“Most performers are used to the highs and the lows,” he says. “If you can let a low stop you, that would be a sad commentary. Nothing can stop anyone who has a love and passion about their work. Babe Ruth got to plate and struck out 1,330 times. I struck out one time. I just wanted to play it again.”
Establishing this belated Broadway beachhead is not a light thing for Lewis. “I’m very focused on the responsibility of Broadway—more than ever in my career—because I’m finally getting to that place I’ve been dreaming about. You remember that old thing about ‘be careful what you dream because you might get it’? It doesn’t work that way with me. This dream coming true is something I have to really be certain I’m terrific at. I need that for me. And I’ve been thrown a helluvah set of dice. Nobody gets this chance. With a body of work like mine, then all of a sudden—hey, Broadway! This just doesn’t happen to a guy in the autumn of his life. To have done as much as I’ve done and still get a shot at something that I’ve never done, I mean, it’s really incredible!”

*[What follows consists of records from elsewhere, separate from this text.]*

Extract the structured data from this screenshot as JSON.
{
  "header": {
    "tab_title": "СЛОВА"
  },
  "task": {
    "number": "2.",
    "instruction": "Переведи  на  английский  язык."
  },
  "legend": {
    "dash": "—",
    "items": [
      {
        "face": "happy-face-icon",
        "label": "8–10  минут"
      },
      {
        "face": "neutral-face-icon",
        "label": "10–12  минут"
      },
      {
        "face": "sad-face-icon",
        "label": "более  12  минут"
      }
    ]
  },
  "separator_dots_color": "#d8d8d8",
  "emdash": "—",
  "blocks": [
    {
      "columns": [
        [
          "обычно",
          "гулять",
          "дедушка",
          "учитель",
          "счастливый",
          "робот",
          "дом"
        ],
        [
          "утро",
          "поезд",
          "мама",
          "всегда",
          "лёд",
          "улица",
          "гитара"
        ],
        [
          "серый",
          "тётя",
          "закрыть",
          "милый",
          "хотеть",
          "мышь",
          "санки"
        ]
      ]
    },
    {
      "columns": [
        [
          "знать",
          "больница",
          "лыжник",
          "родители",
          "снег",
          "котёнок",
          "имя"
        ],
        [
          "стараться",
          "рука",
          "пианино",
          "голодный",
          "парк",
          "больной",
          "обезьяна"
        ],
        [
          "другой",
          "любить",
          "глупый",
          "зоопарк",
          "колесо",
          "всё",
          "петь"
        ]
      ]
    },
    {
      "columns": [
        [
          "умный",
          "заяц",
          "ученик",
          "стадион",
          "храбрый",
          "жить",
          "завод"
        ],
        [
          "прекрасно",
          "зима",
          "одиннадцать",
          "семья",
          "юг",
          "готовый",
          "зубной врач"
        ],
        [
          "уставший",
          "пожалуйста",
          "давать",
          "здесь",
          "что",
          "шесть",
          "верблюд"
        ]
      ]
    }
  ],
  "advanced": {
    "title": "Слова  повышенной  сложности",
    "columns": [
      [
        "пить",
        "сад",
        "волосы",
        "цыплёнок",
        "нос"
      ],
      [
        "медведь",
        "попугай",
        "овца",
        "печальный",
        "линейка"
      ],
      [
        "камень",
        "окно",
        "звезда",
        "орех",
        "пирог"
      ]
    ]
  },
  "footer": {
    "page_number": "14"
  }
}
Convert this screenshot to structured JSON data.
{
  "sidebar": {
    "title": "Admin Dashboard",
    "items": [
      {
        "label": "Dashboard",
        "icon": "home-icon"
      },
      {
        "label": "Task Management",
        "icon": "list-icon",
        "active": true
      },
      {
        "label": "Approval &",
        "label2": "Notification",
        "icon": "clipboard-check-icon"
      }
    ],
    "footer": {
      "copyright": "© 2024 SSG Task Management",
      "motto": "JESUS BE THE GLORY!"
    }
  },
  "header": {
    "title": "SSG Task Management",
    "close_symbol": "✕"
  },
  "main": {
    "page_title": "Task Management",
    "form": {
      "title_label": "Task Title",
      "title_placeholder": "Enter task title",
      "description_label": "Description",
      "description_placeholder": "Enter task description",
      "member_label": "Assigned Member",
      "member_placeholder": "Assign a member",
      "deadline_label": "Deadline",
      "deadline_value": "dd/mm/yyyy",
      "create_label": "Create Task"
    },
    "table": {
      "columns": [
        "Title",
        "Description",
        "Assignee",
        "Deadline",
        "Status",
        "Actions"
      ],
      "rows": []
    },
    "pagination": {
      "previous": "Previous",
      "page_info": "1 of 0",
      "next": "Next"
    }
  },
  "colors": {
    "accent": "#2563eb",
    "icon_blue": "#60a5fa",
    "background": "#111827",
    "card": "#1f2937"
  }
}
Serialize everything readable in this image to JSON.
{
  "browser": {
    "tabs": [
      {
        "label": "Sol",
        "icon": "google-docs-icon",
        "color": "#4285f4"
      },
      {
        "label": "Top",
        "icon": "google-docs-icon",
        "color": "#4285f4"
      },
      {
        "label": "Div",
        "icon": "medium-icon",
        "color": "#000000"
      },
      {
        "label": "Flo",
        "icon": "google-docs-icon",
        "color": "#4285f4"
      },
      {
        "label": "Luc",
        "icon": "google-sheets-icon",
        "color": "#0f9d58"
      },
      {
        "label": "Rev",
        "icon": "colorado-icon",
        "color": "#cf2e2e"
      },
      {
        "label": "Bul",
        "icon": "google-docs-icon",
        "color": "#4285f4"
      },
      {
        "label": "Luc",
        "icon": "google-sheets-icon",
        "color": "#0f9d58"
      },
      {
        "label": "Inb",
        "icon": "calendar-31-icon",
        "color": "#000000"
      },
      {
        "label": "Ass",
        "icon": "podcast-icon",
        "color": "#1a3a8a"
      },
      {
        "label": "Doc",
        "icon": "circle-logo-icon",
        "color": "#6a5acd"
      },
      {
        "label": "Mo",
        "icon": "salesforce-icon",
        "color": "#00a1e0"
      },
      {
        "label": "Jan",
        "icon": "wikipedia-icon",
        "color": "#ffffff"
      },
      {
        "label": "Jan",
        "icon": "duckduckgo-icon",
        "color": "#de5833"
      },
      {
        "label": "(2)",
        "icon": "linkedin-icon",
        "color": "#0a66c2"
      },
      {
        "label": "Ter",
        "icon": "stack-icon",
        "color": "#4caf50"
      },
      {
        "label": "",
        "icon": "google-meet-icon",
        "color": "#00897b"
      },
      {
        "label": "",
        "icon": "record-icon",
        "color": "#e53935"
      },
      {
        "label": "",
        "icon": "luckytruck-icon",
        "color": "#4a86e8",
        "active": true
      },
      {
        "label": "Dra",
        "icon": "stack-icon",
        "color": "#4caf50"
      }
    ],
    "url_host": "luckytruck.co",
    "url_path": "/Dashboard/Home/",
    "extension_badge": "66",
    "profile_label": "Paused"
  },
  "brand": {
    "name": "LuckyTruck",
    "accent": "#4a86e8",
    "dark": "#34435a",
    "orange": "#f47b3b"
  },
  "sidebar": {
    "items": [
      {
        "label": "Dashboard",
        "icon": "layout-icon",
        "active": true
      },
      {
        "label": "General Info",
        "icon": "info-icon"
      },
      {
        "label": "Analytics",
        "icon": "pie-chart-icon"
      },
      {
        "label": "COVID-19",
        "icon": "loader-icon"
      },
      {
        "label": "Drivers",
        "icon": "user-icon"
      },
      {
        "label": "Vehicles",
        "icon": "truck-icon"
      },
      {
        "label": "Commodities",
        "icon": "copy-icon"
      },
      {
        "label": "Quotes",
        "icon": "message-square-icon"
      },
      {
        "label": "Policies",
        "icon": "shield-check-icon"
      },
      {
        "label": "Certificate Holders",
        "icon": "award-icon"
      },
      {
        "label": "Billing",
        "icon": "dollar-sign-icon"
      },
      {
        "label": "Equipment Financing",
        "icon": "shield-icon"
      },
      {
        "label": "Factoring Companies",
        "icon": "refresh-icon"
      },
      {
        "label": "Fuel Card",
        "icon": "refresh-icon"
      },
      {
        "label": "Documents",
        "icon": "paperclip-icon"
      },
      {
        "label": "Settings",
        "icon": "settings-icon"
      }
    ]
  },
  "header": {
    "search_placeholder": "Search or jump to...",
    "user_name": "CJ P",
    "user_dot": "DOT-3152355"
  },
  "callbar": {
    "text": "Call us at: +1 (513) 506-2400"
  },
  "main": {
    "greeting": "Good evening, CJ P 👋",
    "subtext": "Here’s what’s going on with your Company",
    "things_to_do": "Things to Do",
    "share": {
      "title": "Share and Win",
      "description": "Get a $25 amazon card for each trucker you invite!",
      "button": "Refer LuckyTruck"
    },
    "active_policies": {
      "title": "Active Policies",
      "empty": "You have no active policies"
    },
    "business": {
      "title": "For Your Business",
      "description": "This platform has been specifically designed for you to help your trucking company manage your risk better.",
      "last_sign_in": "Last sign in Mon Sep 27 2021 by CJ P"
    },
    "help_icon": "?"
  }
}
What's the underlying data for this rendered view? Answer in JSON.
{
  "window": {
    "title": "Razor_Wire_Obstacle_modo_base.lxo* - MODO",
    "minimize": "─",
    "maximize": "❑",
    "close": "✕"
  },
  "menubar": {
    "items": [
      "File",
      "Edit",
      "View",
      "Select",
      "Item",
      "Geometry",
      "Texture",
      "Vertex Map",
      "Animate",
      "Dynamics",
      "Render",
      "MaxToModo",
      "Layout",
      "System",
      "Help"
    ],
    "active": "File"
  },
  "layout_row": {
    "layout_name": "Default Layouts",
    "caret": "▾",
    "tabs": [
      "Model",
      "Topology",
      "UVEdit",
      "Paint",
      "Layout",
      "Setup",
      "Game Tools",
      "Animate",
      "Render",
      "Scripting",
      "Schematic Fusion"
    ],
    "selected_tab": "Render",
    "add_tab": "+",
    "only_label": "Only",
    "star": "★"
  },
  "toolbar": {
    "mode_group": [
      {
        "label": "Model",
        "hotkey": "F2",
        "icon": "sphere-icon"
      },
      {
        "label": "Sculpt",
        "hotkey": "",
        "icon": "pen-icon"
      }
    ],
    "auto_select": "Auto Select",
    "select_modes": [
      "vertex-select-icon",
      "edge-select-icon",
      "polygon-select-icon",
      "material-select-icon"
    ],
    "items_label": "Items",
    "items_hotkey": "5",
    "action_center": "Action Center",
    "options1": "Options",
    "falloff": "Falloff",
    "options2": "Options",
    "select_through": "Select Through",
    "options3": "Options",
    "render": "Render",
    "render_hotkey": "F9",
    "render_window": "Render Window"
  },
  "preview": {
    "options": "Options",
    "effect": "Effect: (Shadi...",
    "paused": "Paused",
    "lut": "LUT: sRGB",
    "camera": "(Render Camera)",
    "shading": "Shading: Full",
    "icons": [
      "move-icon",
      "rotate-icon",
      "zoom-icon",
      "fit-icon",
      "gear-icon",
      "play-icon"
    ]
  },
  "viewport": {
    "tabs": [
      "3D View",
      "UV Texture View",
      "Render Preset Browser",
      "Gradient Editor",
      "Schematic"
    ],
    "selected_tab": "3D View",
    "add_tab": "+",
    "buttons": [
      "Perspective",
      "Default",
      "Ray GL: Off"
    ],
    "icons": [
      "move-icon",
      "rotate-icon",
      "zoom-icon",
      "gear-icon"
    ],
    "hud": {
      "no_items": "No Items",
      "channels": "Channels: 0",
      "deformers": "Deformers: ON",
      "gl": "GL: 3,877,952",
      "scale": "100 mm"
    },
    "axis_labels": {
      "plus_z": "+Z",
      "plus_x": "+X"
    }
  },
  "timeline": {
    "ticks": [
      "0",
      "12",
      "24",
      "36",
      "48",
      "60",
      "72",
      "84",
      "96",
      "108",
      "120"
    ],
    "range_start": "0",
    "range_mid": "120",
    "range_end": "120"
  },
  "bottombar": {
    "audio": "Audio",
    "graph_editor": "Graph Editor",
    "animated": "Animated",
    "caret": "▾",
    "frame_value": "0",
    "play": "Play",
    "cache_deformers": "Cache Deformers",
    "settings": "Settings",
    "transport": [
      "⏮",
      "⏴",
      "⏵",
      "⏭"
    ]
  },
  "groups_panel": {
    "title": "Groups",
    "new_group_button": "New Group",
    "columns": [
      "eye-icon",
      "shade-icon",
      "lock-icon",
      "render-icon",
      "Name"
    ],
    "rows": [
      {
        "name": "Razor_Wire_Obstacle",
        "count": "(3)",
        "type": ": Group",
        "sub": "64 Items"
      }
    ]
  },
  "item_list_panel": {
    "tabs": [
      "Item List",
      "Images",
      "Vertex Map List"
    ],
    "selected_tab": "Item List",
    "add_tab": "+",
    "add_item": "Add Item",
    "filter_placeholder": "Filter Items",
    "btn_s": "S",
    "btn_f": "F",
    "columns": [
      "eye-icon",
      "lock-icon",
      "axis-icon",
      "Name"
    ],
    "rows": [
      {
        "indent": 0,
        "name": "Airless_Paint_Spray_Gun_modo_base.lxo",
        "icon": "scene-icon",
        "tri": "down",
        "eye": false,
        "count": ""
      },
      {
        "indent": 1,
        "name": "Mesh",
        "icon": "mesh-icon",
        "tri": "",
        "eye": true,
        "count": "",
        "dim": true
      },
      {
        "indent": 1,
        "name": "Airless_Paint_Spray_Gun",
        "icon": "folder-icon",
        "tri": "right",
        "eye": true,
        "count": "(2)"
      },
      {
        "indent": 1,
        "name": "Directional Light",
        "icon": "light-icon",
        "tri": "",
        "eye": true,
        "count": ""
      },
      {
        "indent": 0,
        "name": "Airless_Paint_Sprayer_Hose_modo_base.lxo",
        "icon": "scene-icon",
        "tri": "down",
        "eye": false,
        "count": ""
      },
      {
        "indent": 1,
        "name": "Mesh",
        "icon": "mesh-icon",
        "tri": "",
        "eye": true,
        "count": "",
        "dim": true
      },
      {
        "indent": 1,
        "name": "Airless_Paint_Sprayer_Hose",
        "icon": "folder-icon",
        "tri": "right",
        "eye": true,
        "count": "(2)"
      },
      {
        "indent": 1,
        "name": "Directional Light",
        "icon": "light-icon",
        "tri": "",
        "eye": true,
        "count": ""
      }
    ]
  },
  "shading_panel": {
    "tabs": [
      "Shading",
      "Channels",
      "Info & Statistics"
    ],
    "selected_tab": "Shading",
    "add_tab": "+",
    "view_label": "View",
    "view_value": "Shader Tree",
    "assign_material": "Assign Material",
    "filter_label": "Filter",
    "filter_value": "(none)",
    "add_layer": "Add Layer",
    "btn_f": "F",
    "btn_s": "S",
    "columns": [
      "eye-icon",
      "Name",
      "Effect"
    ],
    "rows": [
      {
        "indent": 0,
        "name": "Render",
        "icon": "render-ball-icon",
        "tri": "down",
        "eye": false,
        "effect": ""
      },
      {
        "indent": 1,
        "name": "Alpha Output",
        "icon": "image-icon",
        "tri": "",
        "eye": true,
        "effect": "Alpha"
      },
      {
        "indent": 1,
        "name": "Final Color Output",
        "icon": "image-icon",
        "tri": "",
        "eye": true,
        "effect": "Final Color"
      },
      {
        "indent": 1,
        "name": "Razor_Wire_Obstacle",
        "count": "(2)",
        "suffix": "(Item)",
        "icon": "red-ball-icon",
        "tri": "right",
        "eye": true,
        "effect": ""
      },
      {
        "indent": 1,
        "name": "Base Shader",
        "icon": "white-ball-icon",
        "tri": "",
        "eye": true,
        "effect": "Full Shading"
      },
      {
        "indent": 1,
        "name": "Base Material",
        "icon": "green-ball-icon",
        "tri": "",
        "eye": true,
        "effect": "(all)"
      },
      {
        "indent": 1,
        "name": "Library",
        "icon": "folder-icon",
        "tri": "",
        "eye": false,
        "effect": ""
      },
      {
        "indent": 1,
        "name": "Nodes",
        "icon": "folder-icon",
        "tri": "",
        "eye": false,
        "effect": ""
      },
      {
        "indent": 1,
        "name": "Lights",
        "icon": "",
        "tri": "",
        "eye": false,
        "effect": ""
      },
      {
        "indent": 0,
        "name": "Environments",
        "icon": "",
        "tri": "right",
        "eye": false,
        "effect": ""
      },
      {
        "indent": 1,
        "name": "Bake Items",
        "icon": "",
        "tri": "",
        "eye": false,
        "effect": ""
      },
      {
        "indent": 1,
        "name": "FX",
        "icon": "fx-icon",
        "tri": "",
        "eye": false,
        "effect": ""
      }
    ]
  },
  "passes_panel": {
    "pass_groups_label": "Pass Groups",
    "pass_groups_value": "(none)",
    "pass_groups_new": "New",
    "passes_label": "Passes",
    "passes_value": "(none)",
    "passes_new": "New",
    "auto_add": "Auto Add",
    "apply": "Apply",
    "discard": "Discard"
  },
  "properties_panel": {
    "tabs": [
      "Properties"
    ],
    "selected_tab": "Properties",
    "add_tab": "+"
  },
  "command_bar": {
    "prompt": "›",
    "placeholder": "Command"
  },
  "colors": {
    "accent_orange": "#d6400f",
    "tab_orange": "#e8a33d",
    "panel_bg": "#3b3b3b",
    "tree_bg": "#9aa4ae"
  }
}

Danny Lewis can take a bow, too. “Everything I do that’s been good I learned from my father. I started watching him when I started working with him at five—vaudeville, burlesque, Catskills. He was star material, but he didn’t have what you need to be a star. He didn’t have the passion. There was no one in the business as good as he was—mime, singing, pratfalls—but all he needed to be happy was to feed and clothe his family and to perform when he could. So, when I hit it big with Dean [Martin], he was in the spotlight every gig I did—in his mind. He’d say, ‘When you’ve played Broadway, you’ve done it all.’ He’d tease me about it, but he wanted to see that more than anything.”